***** ENTRIES SUPPLIED *****
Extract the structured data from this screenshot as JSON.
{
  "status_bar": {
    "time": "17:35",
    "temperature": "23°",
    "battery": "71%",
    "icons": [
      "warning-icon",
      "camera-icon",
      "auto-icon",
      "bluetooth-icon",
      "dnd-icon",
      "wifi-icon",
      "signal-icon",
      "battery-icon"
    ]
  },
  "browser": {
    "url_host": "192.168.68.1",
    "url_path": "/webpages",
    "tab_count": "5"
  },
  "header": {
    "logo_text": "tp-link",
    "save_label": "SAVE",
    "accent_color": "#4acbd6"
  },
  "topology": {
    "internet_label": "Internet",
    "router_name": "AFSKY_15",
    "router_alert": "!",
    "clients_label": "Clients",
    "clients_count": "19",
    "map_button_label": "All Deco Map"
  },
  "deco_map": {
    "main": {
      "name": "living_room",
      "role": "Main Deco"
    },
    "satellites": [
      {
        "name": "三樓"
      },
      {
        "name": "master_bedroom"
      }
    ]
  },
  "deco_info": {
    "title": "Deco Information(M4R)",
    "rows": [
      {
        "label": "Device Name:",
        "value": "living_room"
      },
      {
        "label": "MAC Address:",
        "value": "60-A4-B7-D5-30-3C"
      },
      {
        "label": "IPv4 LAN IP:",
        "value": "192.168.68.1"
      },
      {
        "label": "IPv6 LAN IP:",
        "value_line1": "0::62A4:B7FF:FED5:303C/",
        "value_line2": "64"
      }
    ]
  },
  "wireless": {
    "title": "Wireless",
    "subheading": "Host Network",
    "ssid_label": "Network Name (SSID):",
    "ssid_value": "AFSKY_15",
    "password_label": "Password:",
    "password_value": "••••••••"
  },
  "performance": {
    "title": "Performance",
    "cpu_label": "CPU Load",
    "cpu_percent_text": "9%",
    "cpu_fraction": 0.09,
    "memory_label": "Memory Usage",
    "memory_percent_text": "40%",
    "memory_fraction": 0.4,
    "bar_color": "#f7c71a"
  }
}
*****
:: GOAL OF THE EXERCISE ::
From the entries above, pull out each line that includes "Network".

:: ANSWER FOR THE TASK ::
    "subheading": "Host Network",
    "ssid_label": "Network Name (SSID):",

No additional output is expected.